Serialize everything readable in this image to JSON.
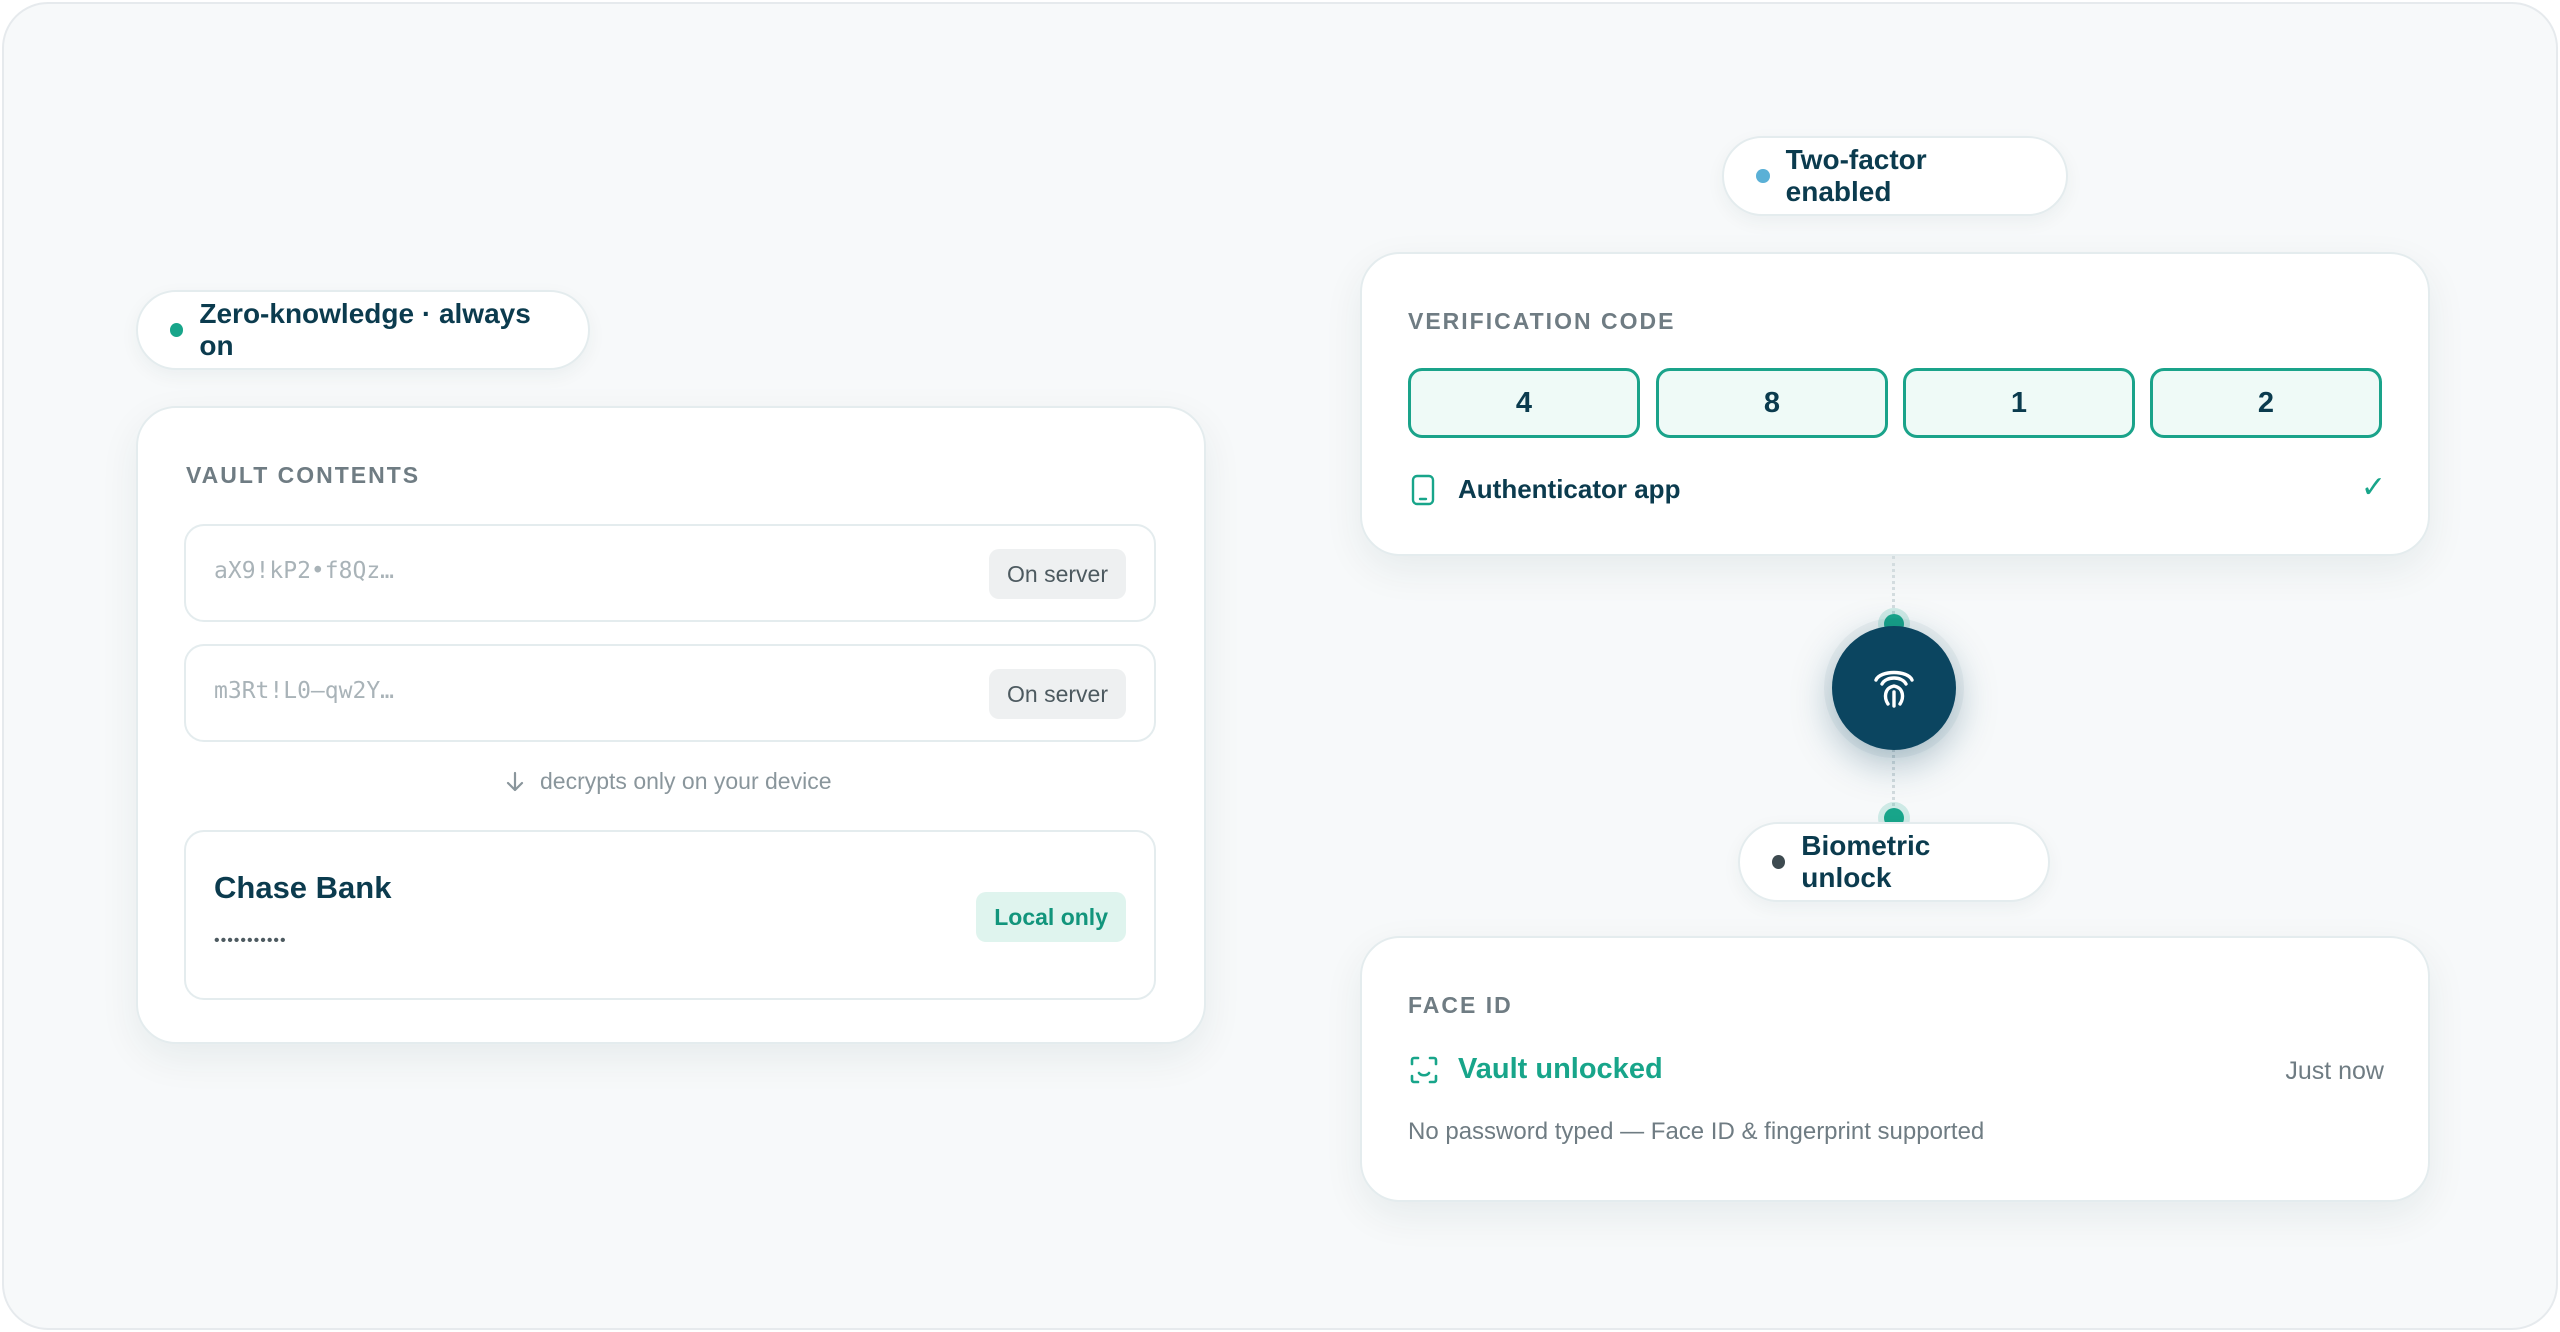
{
  "left": {
    "status_pill": {
      "label": "Zero-knowledge · always on",
      "dot_color": "#18a58a"
    },
    "vault_card": {
      "title": "VAULT CONTENTS",
      "encrypted_items": [
        {
          "cipher": "aX9!kP2•f8Qz…",
          "badge": "On server"
        },
        {
          "cipher": "m3Rt!L0—qw2Y…",
          "badge": "On server"
        }
      ],
      "hint": {
        "icon": "arrow-down-icon",
        "text": "decrypts only on your device"
      },
      "decrypted_item": {
        "name": "Chase Bank",
        "masked": "•••••••••••",
        "badge": "Local only"
      }
    }
  },
  "right": {
    "twofa_pill": {
      "label": "Two-factor enabled",
      "dot_color": "#5ab0d6"
    },
    "verification_card": {
      "title": "VERIFICATION CODE",
      "digits": [
        "4",
        "8",
        "1",
        "2"
      ],
      "method": {
        "icon": "phone-icon",
        "label": "Authenticator app",
        "check": "✓"
      }
    },
    "connector": {
      "icon": "fingerprint-icon"
    },
    "biometric_pill": {
      "label": "Biometric unlock",
      "dot_color": "#3d4a50"
    },
    "faceid_card": {
      "title": "FACE ID",
      "status": {
        "icon": "face-scan-icon",
        "label": "Vault unlocked",
        "time": "Just now"
      },
      "note": "No password typed — Face ID & fingerprint supported"
    }
  },
  "colors": {
    "accent": "#18a58a",
    "navy": "#0b3b4e",
    "node": "#0b4560"
  }
}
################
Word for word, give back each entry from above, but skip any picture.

Serialize everything readable in this image to JSON.
{
  "left": {
    "status_pill": {
      "label": "Zero-knowledge · always on",
      "dot_color": "#18a58a"
    },
    "vault_card": {
      "title": "VAULT CONTENTS",
      "encrypted_items": [
        {
          "cipher": "aX9!kP2•f8Qz…",
          "badge": "On server"
        },
        {
          "cipher": "m3Rt!L0—qw2Y…",
          "badge": "On server"
        }
      ],
      "hint": {
        "icon": "arrow-down-icon",
        "text": "decrypts only on your device"
      },
      "decrypted_item": {
        "name": "Chase Bank",
        "masked": "•••••••••••",
        "badge": "Local only"
      }
    }
  },
  "right": {
    "twofa_pill": {
      "label": "Two-factor enabled",
      "dot_color": "#5ab0d6"
    },
    "verification_card": {
      "title": "VERIFICATION CODE",
      "digits": [
        "4",
        "8",
        "1",
        "2"
      ],
      "method": {
        "icon": "phone-icon",
        "label": "Authenticator app",
        "check": "✓"
      }
    },
    "connector": {
      "icon": "fingerprint-icon"
    },
    "biometric_pill": {
      "label": "Biometric unlock",
      "dot_color": "#3d4a50"
    },
    "faceid_card": {
      "title": "FACE ID",
      "status": {
        "icon": "face-scan-icon",
        "label": "Vault unlocked",
        "time": "Just now"
      },
      "note": "No password typed — Face ID & fingerprint supported"
    }
  },
  "colors": {
    "accent": "#18a58a",
    "navy": "#0b3b4e",
    "node": "#0b4560"
  }
}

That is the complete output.